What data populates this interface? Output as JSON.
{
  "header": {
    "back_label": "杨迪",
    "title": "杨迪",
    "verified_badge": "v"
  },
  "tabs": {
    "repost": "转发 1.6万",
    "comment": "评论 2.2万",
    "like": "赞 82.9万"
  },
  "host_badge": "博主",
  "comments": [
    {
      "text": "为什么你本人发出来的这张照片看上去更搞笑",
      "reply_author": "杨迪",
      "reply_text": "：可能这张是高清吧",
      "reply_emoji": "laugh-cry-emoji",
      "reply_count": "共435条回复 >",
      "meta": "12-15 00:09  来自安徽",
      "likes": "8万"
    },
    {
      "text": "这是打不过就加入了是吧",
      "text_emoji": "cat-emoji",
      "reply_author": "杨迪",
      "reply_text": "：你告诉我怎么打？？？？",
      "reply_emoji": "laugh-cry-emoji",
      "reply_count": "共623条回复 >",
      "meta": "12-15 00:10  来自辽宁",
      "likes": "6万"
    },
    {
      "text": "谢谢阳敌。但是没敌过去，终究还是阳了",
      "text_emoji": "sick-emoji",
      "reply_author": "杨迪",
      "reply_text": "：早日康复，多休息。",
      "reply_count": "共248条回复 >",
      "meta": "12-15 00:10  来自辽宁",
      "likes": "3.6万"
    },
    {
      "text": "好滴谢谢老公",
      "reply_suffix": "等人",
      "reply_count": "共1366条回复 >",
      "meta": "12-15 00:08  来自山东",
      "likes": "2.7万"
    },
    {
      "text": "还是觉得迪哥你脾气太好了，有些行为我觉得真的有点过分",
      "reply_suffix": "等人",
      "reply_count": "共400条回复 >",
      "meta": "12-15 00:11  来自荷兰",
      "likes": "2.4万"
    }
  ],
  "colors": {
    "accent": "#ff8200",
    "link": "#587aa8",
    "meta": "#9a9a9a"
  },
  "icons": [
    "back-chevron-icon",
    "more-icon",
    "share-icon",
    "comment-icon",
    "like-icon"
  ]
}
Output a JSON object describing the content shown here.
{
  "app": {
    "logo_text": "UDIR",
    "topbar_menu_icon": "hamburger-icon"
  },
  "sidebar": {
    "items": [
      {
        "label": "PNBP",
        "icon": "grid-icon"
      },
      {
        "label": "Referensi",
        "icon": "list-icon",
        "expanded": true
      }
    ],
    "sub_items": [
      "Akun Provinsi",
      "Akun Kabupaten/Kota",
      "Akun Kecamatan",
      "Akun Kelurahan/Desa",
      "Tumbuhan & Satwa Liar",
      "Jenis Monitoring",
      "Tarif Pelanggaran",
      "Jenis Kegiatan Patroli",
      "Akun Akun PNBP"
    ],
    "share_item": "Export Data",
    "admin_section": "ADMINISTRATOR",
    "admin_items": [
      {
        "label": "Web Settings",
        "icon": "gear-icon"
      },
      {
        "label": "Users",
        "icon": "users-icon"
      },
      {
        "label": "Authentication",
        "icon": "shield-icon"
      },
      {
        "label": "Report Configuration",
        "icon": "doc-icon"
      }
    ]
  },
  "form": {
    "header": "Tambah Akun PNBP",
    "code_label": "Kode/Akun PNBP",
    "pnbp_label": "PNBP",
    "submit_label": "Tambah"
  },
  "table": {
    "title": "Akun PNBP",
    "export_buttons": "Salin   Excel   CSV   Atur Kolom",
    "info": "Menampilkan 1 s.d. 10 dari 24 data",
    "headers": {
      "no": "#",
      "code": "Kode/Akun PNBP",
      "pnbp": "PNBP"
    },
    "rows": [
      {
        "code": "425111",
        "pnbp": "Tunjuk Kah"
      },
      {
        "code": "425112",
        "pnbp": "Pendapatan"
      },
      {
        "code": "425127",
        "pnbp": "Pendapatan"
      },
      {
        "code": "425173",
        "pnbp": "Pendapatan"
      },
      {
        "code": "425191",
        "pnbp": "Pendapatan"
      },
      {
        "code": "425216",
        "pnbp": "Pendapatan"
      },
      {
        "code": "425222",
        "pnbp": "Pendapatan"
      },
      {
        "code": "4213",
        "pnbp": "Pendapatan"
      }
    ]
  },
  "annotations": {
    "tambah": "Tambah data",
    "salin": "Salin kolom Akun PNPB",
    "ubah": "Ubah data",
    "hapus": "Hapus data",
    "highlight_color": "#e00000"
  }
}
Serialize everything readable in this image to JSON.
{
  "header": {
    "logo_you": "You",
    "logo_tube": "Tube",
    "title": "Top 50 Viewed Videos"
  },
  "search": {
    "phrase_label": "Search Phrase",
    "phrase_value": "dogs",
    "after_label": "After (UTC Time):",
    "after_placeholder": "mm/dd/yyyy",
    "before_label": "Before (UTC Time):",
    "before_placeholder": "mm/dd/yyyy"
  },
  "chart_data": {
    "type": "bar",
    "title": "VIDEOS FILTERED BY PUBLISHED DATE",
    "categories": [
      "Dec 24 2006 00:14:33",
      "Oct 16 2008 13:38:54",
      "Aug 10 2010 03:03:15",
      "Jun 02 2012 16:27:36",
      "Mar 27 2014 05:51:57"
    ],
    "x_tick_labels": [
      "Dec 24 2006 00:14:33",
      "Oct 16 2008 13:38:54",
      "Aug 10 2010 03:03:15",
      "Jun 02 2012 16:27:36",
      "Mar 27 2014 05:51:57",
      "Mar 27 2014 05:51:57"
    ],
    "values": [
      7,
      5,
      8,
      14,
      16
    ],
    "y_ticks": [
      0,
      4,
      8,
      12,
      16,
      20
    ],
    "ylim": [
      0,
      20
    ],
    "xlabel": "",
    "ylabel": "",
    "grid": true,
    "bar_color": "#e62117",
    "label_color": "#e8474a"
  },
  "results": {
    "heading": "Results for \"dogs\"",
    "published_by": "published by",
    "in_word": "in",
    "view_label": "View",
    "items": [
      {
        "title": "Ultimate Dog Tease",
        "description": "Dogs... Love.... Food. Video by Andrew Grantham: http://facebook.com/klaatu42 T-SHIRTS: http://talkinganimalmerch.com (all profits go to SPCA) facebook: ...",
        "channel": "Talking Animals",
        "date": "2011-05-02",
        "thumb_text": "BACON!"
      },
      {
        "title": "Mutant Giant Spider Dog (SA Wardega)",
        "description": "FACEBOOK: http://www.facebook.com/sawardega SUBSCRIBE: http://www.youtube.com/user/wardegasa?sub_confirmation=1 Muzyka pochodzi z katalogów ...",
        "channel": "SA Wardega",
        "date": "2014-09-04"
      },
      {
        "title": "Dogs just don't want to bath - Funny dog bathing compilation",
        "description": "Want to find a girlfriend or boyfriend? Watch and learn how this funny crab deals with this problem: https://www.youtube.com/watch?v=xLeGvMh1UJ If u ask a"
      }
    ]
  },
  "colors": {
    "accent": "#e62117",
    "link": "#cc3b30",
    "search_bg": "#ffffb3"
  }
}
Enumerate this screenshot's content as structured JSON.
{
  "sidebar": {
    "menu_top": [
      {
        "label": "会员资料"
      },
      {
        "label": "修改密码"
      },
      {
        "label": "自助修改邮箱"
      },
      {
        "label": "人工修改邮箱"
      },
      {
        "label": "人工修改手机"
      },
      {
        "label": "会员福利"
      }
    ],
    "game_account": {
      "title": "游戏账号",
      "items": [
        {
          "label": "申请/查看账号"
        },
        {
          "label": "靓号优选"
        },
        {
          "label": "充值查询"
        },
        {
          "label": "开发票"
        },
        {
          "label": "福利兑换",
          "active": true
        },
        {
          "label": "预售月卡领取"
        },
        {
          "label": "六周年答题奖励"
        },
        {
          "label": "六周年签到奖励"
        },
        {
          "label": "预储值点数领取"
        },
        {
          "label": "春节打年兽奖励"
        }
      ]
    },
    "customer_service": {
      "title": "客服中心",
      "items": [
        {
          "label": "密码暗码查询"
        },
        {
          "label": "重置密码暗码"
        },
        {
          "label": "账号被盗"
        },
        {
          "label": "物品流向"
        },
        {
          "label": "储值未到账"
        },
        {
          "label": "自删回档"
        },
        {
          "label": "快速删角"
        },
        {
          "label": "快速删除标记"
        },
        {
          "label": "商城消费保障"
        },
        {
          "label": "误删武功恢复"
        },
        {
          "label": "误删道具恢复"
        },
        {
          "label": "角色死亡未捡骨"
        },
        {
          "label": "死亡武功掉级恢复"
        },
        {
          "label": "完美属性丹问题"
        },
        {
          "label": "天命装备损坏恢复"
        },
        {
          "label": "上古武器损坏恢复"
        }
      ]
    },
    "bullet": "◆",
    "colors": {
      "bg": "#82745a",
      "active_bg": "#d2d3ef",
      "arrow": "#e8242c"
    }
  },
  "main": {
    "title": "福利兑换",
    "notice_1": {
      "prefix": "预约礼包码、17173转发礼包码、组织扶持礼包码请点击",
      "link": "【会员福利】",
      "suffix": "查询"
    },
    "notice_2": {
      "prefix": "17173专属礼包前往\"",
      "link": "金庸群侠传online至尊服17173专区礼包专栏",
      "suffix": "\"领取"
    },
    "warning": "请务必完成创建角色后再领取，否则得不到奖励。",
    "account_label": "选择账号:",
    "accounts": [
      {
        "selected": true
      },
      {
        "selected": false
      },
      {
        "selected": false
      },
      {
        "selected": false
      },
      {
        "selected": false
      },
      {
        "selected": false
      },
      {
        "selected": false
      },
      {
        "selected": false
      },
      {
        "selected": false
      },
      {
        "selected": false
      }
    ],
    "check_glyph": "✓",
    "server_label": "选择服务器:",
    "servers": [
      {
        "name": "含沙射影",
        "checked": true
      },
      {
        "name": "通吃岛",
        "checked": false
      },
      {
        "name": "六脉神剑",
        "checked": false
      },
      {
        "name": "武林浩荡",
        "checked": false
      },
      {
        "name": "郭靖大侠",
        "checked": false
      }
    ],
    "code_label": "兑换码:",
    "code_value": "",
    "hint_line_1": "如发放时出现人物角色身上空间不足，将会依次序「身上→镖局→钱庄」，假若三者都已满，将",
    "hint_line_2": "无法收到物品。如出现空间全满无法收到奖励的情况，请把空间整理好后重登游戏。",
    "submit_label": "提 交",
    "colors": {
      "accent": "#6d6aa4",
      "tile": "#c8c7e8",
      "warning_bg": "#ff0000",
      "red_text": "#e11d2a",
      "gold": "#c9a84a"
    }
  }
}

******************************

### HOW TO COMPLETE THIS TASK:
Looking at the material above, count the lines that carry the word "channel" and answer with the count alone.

### WRITTEN RESPONSE:
2